In general, the researchers found only a few protective factors against these higher levels of stress -- people who self-reported that they had good health tended to live longer and married men also fared better. Moderate drinkers also lived longer than non-drinkers.
"Being a teetotaler and a smoker were risk factors for mortality," said Carolyn Aldwin, lead author of the study and a professor of human development and family sciences at Oregon State University. "So perhaps trying to keep your major stress events to a minimum, being married and having a glass of wine every night is the secret to a long life."
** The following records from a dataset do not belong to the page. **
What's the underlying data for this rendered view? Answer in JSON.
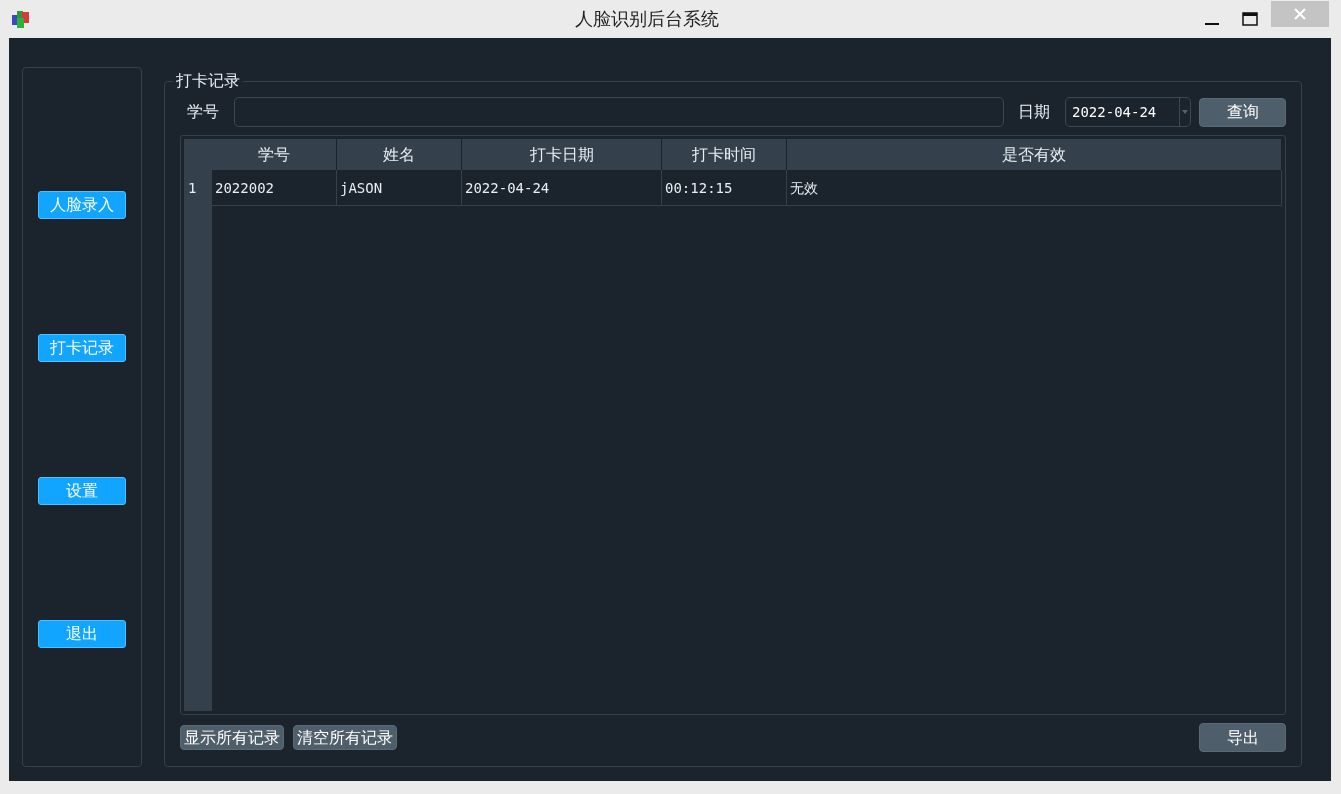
{
  "window": {
    "title": "人脸识别后台系统"
  },
  "sidebar": {
    "buttons": [
      "人脸录入",
      "打卡记录",
      "设置",
      "退出"
    ]
  },
  "group": {
    "title": "打卡记录"
  },
  "filter": {
    "student_id_label": "学号",
    "date_label": "日期",
    "date_value": "2022-04-24",
    "query_button": "查询"
  },
  "table": {
    "columns": [
      "学号",
      "姓名",
      "打卡日期",
      "打卡时间",
      "是否有效"
    ],
    "rows": [
      {
        "number": "1",
        "cells": [
          "2022002",
          "jASON",
          "2022-04-24",
          "00:12:15",
          "无效"
        ]
      }
    ]
  },
  "footer": {
    "buttons": [
      "显示所有记录",
      "清空所有记录"
    ],
    "export_button": "导出"
  }
}
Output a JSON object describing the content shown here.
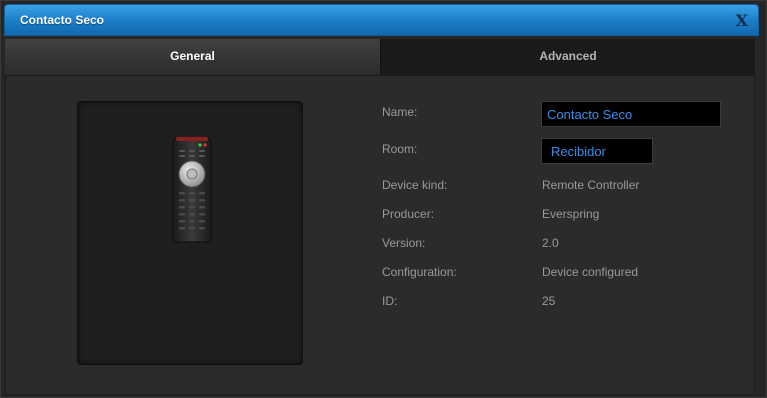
{
  "dialog": {
    "title": "Contacto Seco",
    "close_label": "X"
  },
  "tabs": [
    {
      "label": "General",
      "active": true
    },
    {
      "label": "Advanced",
      "active": false
    }
  ],
  "device": {
    "image_icon": "remote-controller-icon",
    "fields": {
      "name": {
        "label": "Name:",
        "value": "Contacto Seco"
      },
      "room": {
        "label": "Room:",
        "value": "Recibidor"
      }
    },
    "info": [
      {
        "label": "Device kind:",
        "value": "Remote Controller"
      },
      {
        "label": "Producer:",
        "value": "Everspring"
      },
      {
        "label": "Version:",
        "value": "2.0"
      },
      {
        "label": "Configuration:",
        "value": "Device configured"
      },
      {
        "label": "ID:",
        "value": "25"
      }
    ]
  },
  "colors": {
    "titlebar": "#1c7fc9",
    "field_text": "#3b8ee6",
    "label_text": "#9a9a9a"
  }
}
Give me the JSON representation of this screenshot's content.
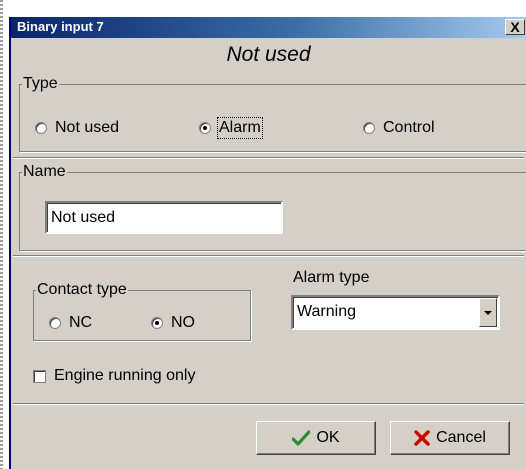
{
  "window": {
    "title": "Binary input 7",
    "close_label": "X"
  },
  "header": {
    "status_title": "Not used"
  },
  "type_group": {
    "legend": "Type",
    "options": [
      {
        "label": "Not used",
        "selected": false
      },
      {
        "label": "Alarm",
        "selected": true
      },
      {
        "label": "Control",
        "selected": false
      }
    ]
  },
  "name_group": {
    "legend": "Name",
    "value": "Not used"
  },
  "contact_group": {
    "legend": "Contact type",
    "options": [
      {
        "label": "NC",
        "selected": false
      },
      {
        "label": "NO",
        "selected": true
      }
    ]
  },
  "alarm_type": {
    "label": "Alarm type",
    "value": "Warning"
  },
  "engine_running": {
    "label": "Engine running only",
    "checked": false
  },
  "buttons": {
    "ok": {
      "label": "OK",
      "icon": "check-icon",
      "color": "#2e8b2e"
    },
    "cancel": {
      "label": "Cancel",
      "icon": "x-icon",
      "color": "#cc0000"
    }
  }
}
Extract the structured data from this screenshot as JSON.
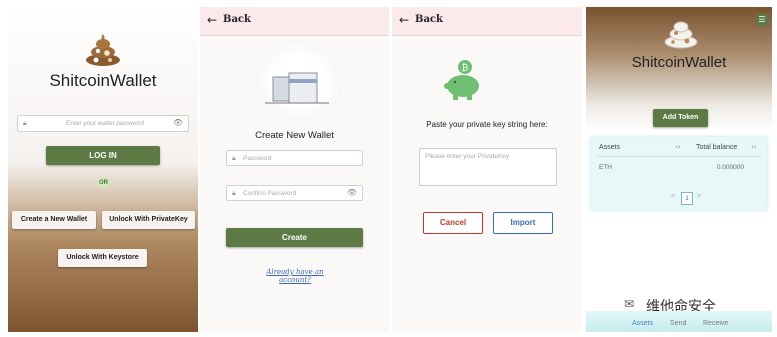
{
  "login": {
    "app_name": "ShitcoinWallet",
    "password_placeholder": "Enter your wallet password",
    "login_label": "LOG IN",
    "or_label": "OR",
    "create_label": "Create a New Wallet",
    "unlock_private_label": "Unlock With PrivateKey",
    "unlock_keystore_label": "Unlock With Keystore"
  },
  "create": {
    "back_label": "Back",
    "title": "Create New Wallet",
    "password_placeholder": "Password",
    "confirm_placeholder": "Confirm Password",
    "create_label": "Create",
    "have_account_link": "Already have an account?"
  },
  "import": {
    "back_label": "Back",
    "prompt": "Paste your private key string here:",
    "textarea_placeholder": "Please enter your PrivateKey",
    "cancel_label": "Cancel",
    "import_label": "Import"
  },
  "wallet": {
    "app_name": "ShitcoinWallet",
    "add_token_label": "Add Token",
    "table": {
      "headers": [
        "Assets",
        "Total balance"
      ],
      "rows": [
        {
          "asset": "ETH",
          "balance": "0.000000"
        }
      ]
    },
    "pagination": {
      "prev": "<",
      "current": "1",
      "next": ">"
    },
    "nav": [
      "Assets",
      "Send",
      "Receive"
    ],
    "watermark": "维他命安全"
  },
  "colors": {
    "accent_green": "#5d7a45",
    "brown": "#7d5430",
    "cancel_red": "#c0392b",
    "import_blue": "#3b6db3",
    "piggy_green": "#6fbf73"
  }
}
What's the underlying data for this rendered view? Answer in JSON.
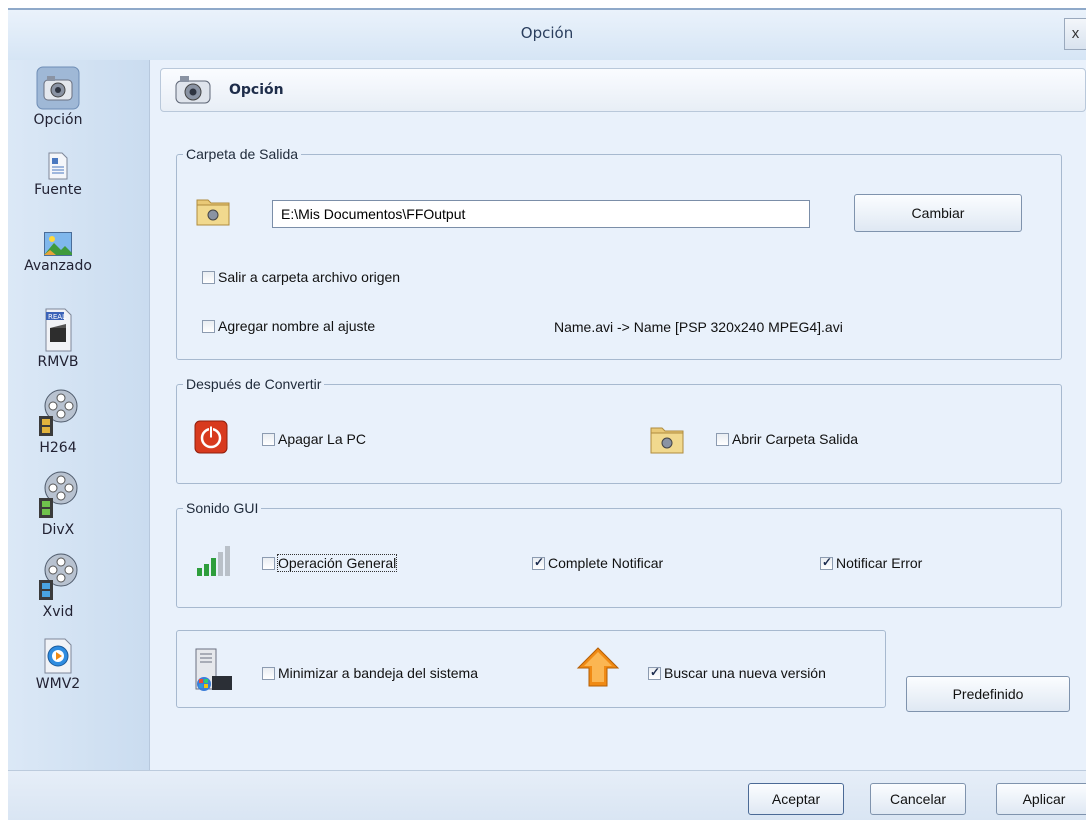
{
  "window": {
    "title": "Opción",
    "close_glyph": "x"
  },
  "sidebar": {
    "items": [
      {
        "label": "Opción",
        "icon": "settings-camera-icon"
      },
      {
        "label": "Fuente",
        "icon": "document-icon"
      },
      {
        "label": "Avanzado",
        "icon": "landscape-image-icon"
      },
      {
        "label": "RMVB",
        "icon": "realmedia-icon"
      },
      {
        "label": "H264",
        "icon": "film-reel-icon"
      },
      {
        "label": "DivX",
        "icon": "film-reel-icon"
      },
      {
        "label": "Xvid",
        "icon": "film-reel-icon"
      },
      {
        "label": "WMV2",
        "icon": "windows-media-icon"
      }
    ]
  },
  "header": {
    "title": "Opción"
  },
  "output_folder": {
    "legend": "Carpeta de Salida",
    "path": "E:\\Mis Documentos\\FFOutput",
    "change_button": "Cambiar",
    "source_folder_label": "Salir a carpeta archivo origen",
    "source_folder_checked": false,
    "append_name_label": "Agregar nombre al ajuste",
    "append_name_checked": false,
    "name_example": "Name.avi  -> Name [PSP 320x240 MPEG4].avi"
  },
  "after_convert": {
    "legend": "Después de Convertir",
    "shutdown_label": "Apagar La PC",
    "shutdown_checked": false,
    "open_folder_label": "Abrir Carpeta Salida",
    "open_folder_checked": false
  },
  "sound_gui": {
    "legend": "Sonido GUI",
    "general_label": "Operación General",
    "general_checked": false,
    "complete_label": "Complete Notificar",
    "complete_checked": true,
    "error_label": "Notificar Error",
    "error_checked": true
  },
  "misc": {
    "minimize_label": "Minimizar a bandeja del sistema",
    "minimize_checked": false,
    "update_label": "Buscar una nueva versión",
    "update_checked": true,
    "default_button": "Predefinido"
  },
  "footer": {
    "ok": "Aceptar",
    "cancel": "Cancelar",
    "apply": "Aplicar"
  },
  "colors": {
    "accent": "#2a3e5e",
    "sidebar": "#d3e3f4",
    "power_red": "#d83a1e",
    "arrow_orange": "#f08a14",
    "signal_green": "#2e9e3c"
  }
}
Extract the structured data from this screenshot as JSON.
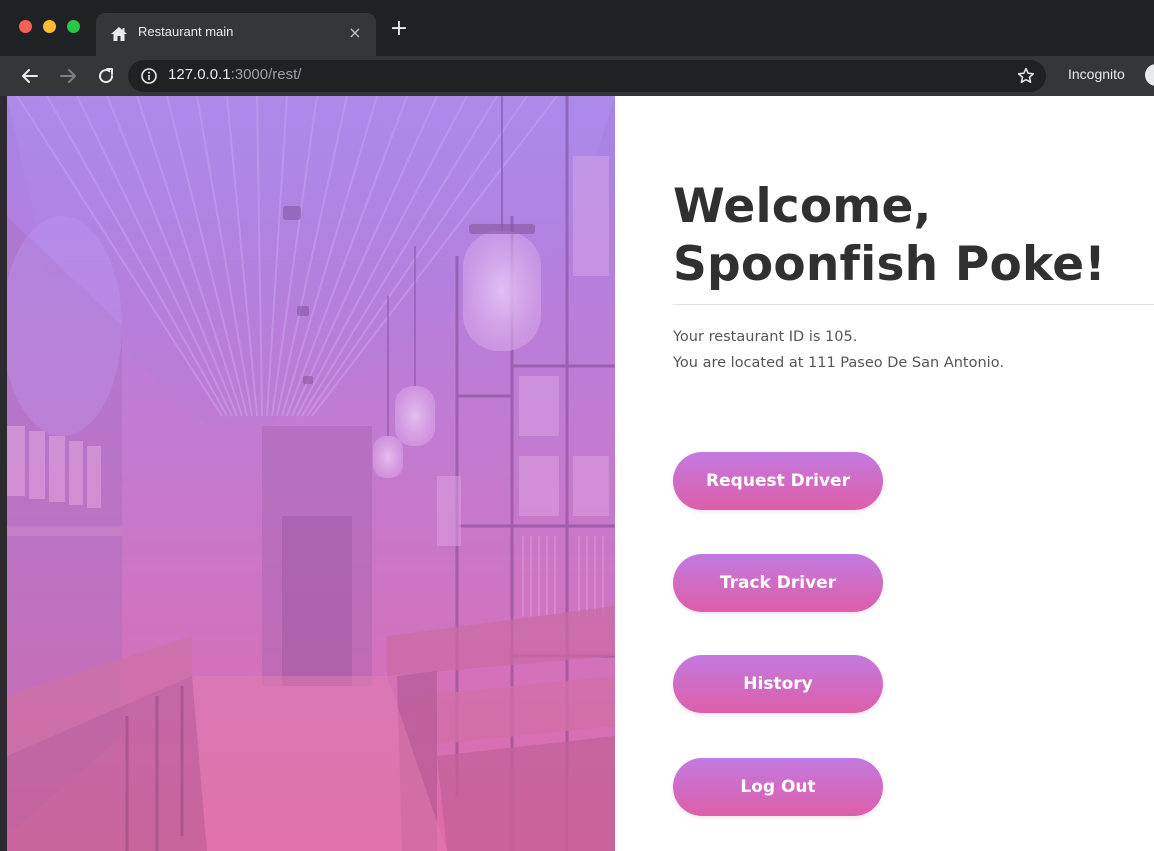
{
  "browser": {
    "tab_title": "Restaurant main",
    "tab_close": "×",
    "new_tab": "+",
    "url_host": "127.0.0.1",
    "url_rest": ":3000/rest/",
    "incognito_label": "Incognito"
  },
  "page": {
    "welcome": "Welcome, Spoonfish Poke!",
    "restaurant_id_line": "Your restaurant ID is 105.",
    "location_line": "You are located at 111 Paseo De San Antonio."
  },
  "actions": {
    "request_driver": "Request Driver",
    "track_driver": "Track Driver",
    "history": "History",
    "log_out": "Log Out"
  },
  "colors": {
    "button_gradient_top": "#c27ae2",
    "button_gradient_bottom": "#de5ea8",
    "hero_overlay_top": "#a784e8",
    "hero_overlay_bottom": "#e06aa8",
    "heading_text": "#303030",
    "chrome_dark": "#202124",
    "chrome_toolbar": "#35363a"
  },
  "icons": {
    "tab_favicon": "home-icon",
    "back": "arrow-left-icon",
    "forward": "arrow-right-icon",
    "reload": "reload-icon",
    "site_info": "info-icon",
    "bookmark": "star-icon"
  }
}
This is the first study to show a direct link between stress trajectories and mortality in an aging population. Unlike previous studies that were conducted in a relatively short term with smaller sample sizes, this study was modified to document major stressors -- such as death of a spouse or a putting a parent into a retirement home -- that specifically affect middle-aged and older people.